Ajax has all the problems of traditional Web security, Hoffman said. Those problems are magnified and multiplied in Ajax applications. Increased complexity, scripts running on the client side and a larger attack surface mean that traditional Web security solutions need to be escalated to address these greater risks.
Hoffman and Sullivan stressed their love for Google Maps and other Ajax-enabled applications. A primary problem, they said, is that Ajax growth exceeds Ajax security.
"The extra attack surface from Ajax is not from anything in the architecture but because you're adding functionality," Sullivan said. As your mouse glides smoothly over a Google Map, the application behind it is hard at work, constantly sending messages back and forth from the server to the client.
"Ajax is really cool. You just have to pay an extra price for the extra functionality," Sullivan said. That "extra price" includes following basic application security best practices and cultivating communication among development, QA and testing teams. Many of those security practices should already be familiar.
Input validation, whitelisting are extremely effective security measures
"My single best suggestion is to validate your input," Sullivan said. Doing so eliminates 80% of vulnerabilities right off the bat, same as it does for traditional applications. "Just look at the surface message parameters as other input, and validate as if it was coming through a form code," he explained. Common attacks such as SQL injection and cross-site scripting (XSS) can be virtually eliminated with proper input validation, he said.
However, it's important to use the right kind of input validation, emphasized Hoffman. Blacklisting is ineffectual because it's reactive. Whitelisting is proactive, Hoffman explained, using a ZIP code entry as an example. A ZIP code is five digits and doesn't include letters or symbols. If a whitelist encounters anything other than five digits, it will reject the entry.
For added security, a blacklist may be layered upon a whitelist. "And the reason that works is because the whitelist drastically reduces what you're going to get," Hoffman said. After whitelisting, "you're dealing with such a small subset that your blacklist can actually be effective."
Validate on the server side, not client side
There is another huge factor to consider when validating input for Ajax applications. "All of this validation has to take place on the server side or else it's useless," said Sullivan. The reason for this is because "the client is evil."
Developers, testers and QA need to labor under that assumption if they want secure Ajax applications, Sullivan said. Such a large percentage of Ajax functionality is executed on the client side that trusting the client simply is not an option.
"You can't trust anything that happens on the client side. Ever," Hoffman said. "If I could sit down with every Web developer in the world, that's what I'd tell them."

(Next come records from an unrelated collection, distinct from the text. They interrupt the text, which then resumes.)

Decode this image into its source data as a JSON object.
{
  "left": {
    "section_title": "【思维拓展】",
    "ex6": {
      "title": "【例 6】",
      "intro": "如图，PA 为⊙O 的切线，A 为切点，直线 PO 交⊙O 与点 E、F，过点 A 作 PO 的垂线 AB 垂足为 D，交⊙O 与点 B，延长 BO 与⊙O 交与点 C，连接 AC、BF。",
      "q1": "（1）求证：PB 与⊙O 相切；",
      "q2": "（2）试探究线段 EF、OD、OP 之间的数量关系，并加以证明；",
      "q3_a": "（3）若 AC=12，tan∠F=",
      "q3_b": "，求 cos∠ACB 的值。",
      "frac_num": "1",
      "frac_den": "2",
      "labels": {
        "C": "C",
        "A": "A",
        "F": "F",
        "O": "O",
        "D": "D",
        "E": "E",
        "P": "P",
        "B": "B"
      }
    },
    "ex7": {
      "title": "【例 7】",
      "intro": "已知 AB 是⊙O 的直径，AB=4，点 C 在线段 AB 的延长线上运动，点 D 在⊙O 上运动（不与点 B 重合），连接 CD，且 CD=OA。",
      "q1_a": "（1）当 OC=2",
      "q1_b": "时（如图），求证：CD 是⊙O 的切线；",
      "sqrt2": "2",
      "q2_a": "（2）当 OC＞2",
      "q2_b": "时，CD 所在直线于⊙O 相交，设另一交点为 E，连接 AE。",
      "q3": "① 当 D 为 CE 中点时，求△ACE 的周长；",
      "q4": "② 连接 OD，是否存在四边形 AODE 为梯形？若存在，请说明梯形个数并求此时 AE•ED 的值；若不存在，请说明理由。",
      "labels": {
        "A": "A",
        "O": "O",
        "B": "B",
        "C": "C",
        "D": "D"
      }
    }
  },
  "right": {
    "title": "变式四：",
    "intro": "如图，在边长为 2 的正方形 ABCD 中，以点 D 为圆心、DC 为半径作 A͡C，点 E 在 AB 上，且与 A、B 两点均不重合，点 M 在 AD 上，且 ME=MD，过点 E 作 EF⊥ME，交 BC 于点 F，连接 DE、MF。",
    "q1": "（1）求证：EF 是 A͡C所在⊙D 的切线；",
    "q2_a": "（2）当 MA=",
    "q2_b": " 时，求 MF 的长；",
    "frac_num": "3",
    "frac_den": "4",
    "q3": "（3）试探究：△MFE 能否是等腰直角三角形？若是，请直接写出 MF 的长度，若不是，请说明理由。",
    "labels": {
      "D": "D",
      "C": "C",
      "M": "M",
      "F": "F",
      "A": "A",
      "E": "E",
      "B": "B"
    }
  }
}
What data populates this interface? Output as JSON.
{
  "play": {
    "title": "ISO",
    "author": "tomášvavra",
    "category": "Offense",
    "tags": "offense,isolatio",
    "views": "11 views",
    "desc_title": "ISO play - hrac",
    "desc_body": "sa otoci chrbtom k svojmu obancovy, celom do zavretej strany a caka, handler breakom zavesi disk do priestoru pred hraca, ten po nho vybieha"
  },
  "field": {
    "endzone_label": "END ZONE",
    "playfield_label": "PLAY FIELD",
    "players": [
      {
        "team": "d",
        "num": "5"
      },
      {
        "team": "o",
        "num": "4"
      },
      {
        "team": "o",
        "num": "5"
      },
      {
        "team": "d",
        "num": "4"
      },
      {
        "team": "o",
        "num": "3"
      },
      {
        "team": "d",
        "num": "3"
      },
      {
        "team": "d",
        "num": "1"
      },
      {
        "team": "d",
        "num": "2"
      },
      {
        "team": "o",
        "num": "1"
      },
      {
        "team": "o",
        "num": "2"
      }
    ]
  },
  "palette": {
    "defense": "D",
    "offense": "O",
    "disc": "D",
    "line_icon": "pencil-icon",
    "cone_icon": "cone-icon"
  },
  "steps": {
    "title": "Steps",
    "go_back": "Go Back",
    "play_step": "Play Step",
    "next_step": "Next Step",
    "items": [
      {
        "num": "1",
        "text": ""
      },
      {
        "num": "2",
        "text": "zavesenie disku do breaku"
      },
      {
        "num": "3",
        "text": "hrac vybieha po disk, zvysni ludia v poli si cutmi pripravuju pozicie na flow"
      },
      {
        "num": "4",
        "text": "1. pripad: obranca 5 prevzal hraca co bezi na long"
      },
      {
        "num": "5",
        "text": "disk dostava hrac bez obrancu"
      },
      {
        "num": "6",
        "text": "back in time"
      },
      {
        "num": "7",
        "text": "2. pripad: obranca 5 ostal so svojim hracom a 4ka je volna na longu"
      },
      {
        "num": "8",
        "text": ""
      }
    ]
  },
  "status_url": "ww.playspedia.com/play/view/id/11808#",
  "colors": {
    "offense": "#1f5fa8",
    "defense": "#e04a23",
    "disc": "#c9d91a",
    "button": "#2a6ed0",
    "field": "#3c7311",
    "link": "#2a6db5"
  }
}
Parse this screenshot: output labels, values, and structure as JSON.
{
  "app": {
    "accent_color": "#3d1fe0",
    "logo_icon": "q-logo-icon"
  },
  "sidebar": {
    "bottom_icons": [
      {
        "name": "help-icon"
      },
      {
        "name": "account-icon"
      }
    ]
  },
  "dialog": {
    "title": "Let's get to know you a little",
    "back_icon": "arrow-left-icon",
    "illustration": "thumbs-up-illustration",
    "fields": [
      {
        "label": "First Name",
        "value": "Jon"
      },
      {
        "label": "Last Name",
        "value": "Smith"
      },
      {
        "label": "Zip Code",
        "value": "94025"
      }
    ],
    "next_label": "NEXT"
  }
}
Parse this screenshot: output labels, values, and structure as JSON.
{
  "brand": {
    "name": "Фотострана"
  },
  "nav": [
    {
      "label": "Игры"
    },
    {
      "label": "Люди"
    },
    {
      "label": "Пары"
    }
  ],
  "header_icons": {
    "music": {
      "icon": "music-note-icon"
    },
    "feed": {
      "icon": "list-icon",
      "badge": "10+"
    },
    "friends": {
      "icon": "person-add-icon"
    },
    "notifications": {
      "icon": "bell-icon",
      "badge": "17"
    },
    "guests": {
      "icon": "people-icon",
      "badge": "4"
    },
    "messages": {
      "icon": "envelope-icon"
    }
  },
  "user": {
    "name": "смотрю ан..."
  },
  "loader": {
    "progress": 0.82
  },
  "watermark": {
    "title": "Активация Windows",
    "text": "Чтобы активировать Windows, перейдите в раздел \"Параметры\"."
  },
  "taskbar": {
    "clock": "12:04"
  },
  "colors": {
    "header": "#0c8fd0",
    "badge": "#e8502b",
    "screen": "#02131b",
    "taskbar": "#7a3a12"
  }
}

If developers, QA and testers aren't all on the same level, vulnerabilities multiply. A developer may want to use one small feature of a large framework for his application, Hoffman postulated. So the developer has "brought this giant monster into the application for this mall part of functionality, but the developer forgets to turn off the other features," he said.
If that application is sent off to QA as is, QA may have no idea that these extra features are there. Testers ignore these extra features because they don't know they're there, then the application is released with a whole set of functions that haven't been tested by anyone, Hoffman said. Hackers discover these holes and exploit them.
Those situations can be avoided if security is considered along every step of the software development life cycle (SDLC) and if the various teams are aware of what the others are doing, Hoffman added. "We can talk about tools, but communication and understanding are what's needed," he said.
Hoffman suggests augmenting existing business processes. "You already have a mechanism for QA to talk to developers, for designers to talk to implementers. And when QA is building their test plan, they're already in communication with development," he said.
As for the testing team, Sullivan advised security testers to "stop testing the way a user would test and start testing the way a hacker would test."